Section 7 Summary
Loaded back on the train, Elie, his father, and the other prisoners become lethargic, unable to fight against approaching death. When daylight appears, Elie sees a cluster of human shapes covered with snow and frost. He sees a man who has frozen to death. Beside him, his father does not move. Elie tries to awaken him but gets no response. If his father dies, Elie states, Elie has no reason to live.
The train stops in the middle of a deserted field. SS officers open the door, telling the prisoners to throw out the dead bodies. The living rejoice because it will mean more room. The dead are stripped of their clothes and thrown out into the snowy field. Elie desperately tries to wake up his father, slapping his face repeatedly. At last his father’s eyes blink. The guards move on.
The prisoners are given no food. They live on the snow that blows through the openings. Ten days pass. At one stop someone throws in a piece of bread. The prisoners dive for the crumbs as the German guards laugh at them. Elie flashes forward to a time in Aden (in Yemen in Africa) when a French tourist threw out coins to the local children. They scramble to get it, reminding Elie of the prisoners fighting over the bread on the train. Elie begs the woman to stop, but she states that she enjoys giving “charity.” Elie sees an old man crawl from the huddle with his hand clutched to his chest. Initially, Elie thinks the man was wounded, but he soon realizes that he has a crust of bread. The old man’s son beats his father, trying to get the bread. The others throw themselves on the two, who are soon crushed under the burden. Elie is horrified that he saw a fifteen-year-old son try to keep the last morsel of food from a father.
One night, Elie wakes up to find someone trying to strangle him. His father cannot stave off the attacker, so he calls for Meir Katz, a friend from Banu. At last Elie is freed. Later, Katz tells Elie’s father that he is fading fast. Mr. Wiesel tells him to hold on and to not lose faith in himself.
On the last day, someone warns the prisoners not to stay seated but to get up and move to keep from freezing. They all get up and move a few steps when a cry breaks out. Someone has died.

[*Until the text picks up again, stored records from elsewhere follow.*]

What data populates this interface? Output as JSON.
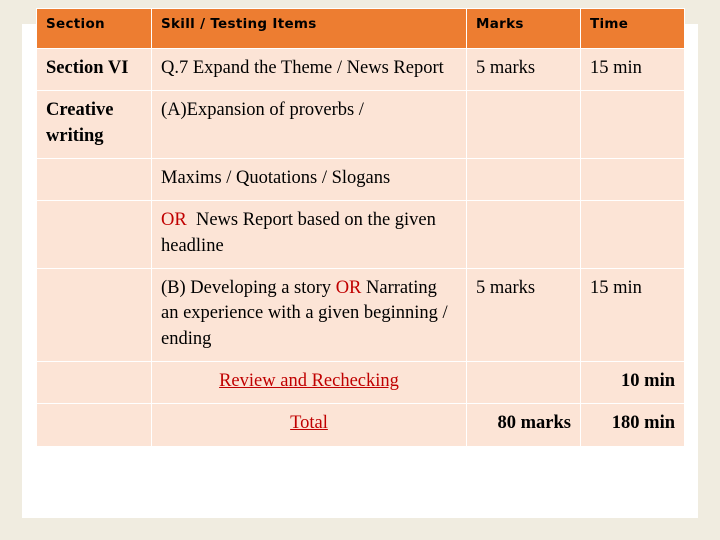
{
  "slide": {
    "background_color": "#f0ece0",
    "panel_color": "#ffffff"
  },
  "table": {
    "header_bg": "#ed7d31",
    "cell_bg": "#fce4d6",
    "accent_red": "#c00000",
    "columns": [
      {
        "key": "section",
        "label": "Section"
      },
      {
        "key": "skill",
        "label": "Skill / Testing Items"
      },
      {
        "key": "marks",
        "label": "Marks"
      },
      {
        "key": "time",
        "label": "Time"
      }
    ],
    "rows": [
      {
        "section": "Section VI",
        "skill": "Q.7 Expand the Theme / News Report",
        "marks": "5 marks",
        "time": "15 min"
      },
      {
        "section": "Creative writing",
        "skill": "(A)Expansion of proverbs /",
        "marks": "",
        "time": ""
      },
      {
        "section": "",
        "skill": "Maxims / Quotations / Slogans",
        "marks": "",
        "time": ""
      },
      {
        "section": "",
        "skill_or": "OR",
        "skill": "News Report based on the given headline",
        "marks": "",
        "time": ""
      },
      {
        "section": "",
        "skill_pre": "(B) Developing a story",
        "skill_or": "OR",
        "skill_post": "Narrating an experience with a given beginning / ending",
        "marks": "5 marks",
        "time": "15 min"
      },
      {
        "section": "",
        "skill": "Review and Rechecking",
        "marks": "",
        "time": "10 min"
      },
      {
        "section": "",
        "skill": "Total",
        "marks": "80 marks",
        "time": "180 min"
      }
    ]
  }
}
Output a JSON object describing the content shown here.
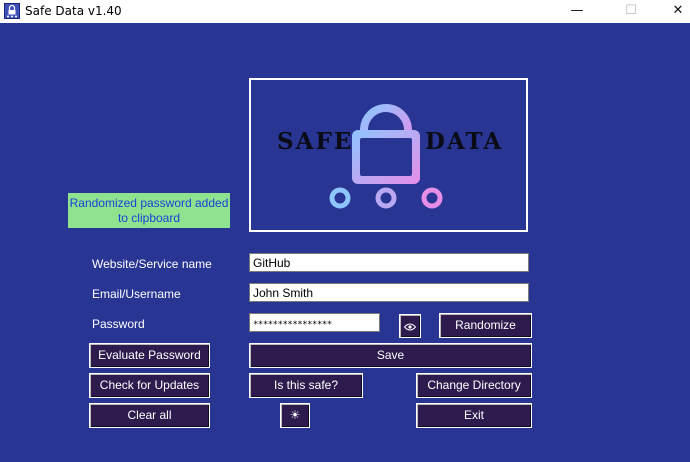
{
  "window": {
    "title": "Safe Data v1.40",
    "icon": "app-icon",
    "controls": {
      "minimize": "—",
      "maximize": "☐",
      "close": "✕"
    }
  },
  "logo": {
    "word_left": "SAFE",
    "word_right": "DATA",
    "icon": "padlock-network-icon"
  },
  "notice": "Randomized password added to clipboard",
  "form": {
    "website_label": "Website/Service name",
    "website_value": "GitHub",
    "email_label": "Email/Username",
    "email_value": "John Smith",
    "password_label": "Password",
    "password_value": "****************"
  },
  "buttons": {
    "show_password_icon": "eye-icon",
    "randomize": "Randomize",
    "evaluate": "Evaluate Password",
    "save": "Save",
    "check_updates": "Check for Updates",
    "is_safe": "Is this safe?",
    "change_directory": "Change Directory",
    "clear_all": "Clear all",
    "theme_icon": "sun-icon",
    "theme_glyph": "☀",
    "exit": "Exit"
  },
  "colors": {
    "background": "#283593",
    "button": "#2d1b4e",
    "notice_bg": "#8fe38f",
    "notice_text": "#1a40d8"
  }
}
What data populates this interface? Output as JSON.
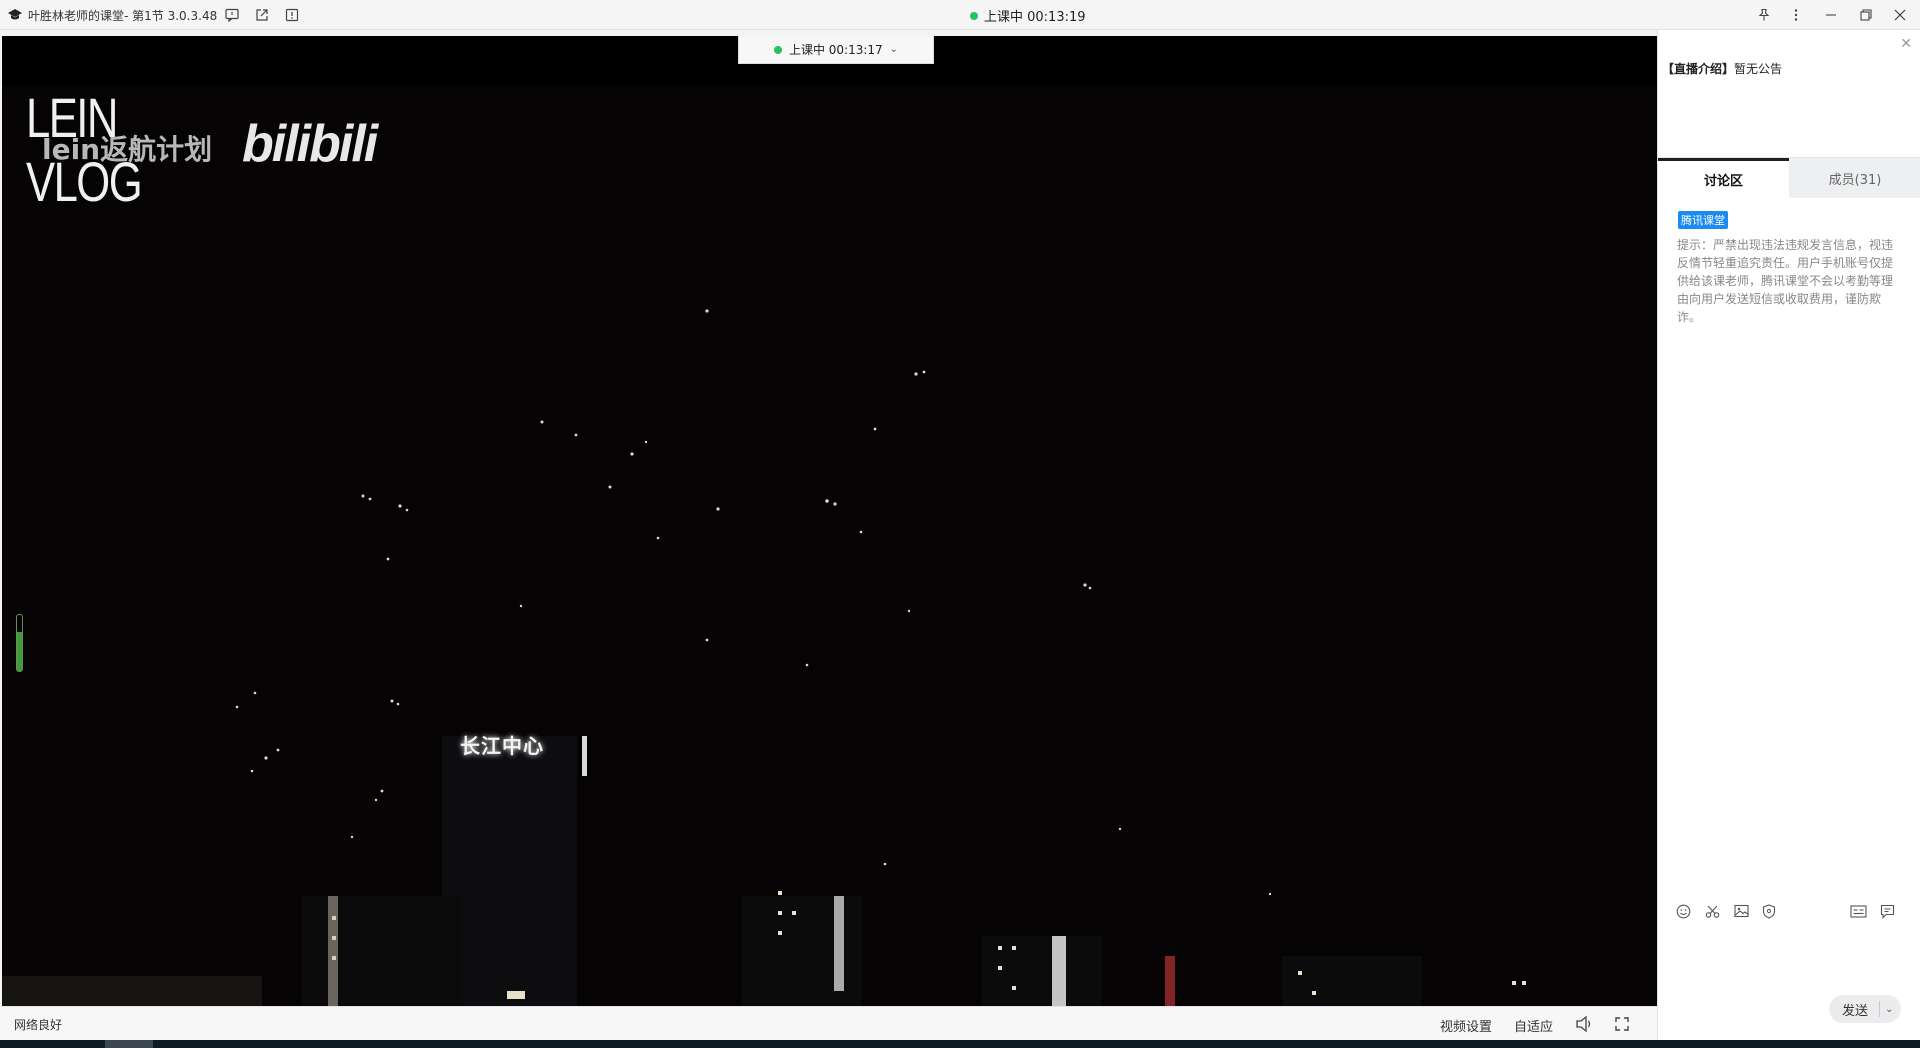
{
  "titlebar": {
    "title": "叶胜林老师的课堂- 第1节 3.0.3.48",
    "status": "上课中 00:13:19",
    "icons": [
      "graduation-cap-icon",
      "feedback-icon",
      "share-icon",
      "info-icon",
      "pin-icon",
      "more-icon",
      "minimize-icon",
      "restore-icon",
      "close-icon"
    ]
  },
  "video": {
    "pill_status": "上课中 00:13:17",
    "watermark_brand": "LEIN\nVLOG",
    "watermark_caption": "lein返航计划",
    "watermark_logo": "bilibili",
    "sign_text": "长江中心"
  },
  "bottombar": {
    "network": "网络良好",
    "video_settings": "视频设置",
    "fit": "自适应"
  },
  "panel": {
    "announce_label": "【直播介绍】",
    "announce_text": "暂无公告",
    "tabs": [
      {
        "label": "讨论区",
        "active": true
      },
      {
        "label": "成员(31)",
        "active": false
      }
    ],
    "badge": "腾讯课堂",
    "notice": "提示：严禁出现违法违规发言信息，视违反情节轻重追究责任。用户手机账号仅提供给该课老师，腾讯课堂不会以考勤等理由向用户发送短信或收取费用，谨防欺诈。",
    "send_label": "发送"
  },
  "colors": {
    "live_dot": "#23c35d",
    "badge_bg": "#1c8bf0",
    "video_bg": "#050303"
  }
}
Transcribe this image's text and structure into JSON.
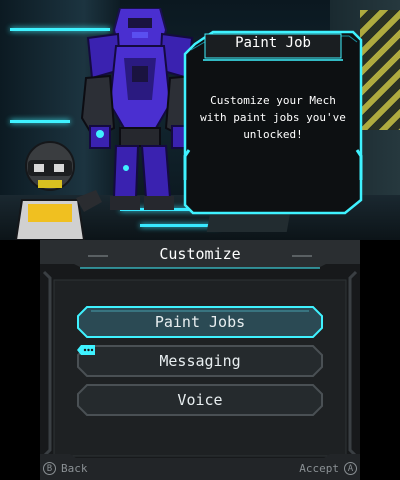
{
  "top_screen": {
    "dialog": {
      "title": "Paint Job",
      "message": "Customize your Mech with paint jobs you've unlocked!"
    }
  },
  "bottom_screen": {
    "title": "Customize",
    "menu": [
      {
        "label": "Paint Jobs",
        "selected": true
      },
      {
        "label": "Messaging",
        "selected": false
      },
      {
        "label": "Voice",
        "selected": false
      }
    ],
    "footer": {
      "back_key": "B",
      "back_label": "Back",
      "accept_key": "A",
      "accept_label": "Accept"
    }
  },
  "colors": {
    "accent_cyan": "#3ff2ff",
    "mech_purple": "#4a2fd0",
    "panel_dark": "#17191b"
  }
}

The others also cry out, this death of all deaths affecting them. The cries spread from car to car. That evening, the train arrives at Buchenwald. Of the one hundred men who got on the train, only a dozen are left alive.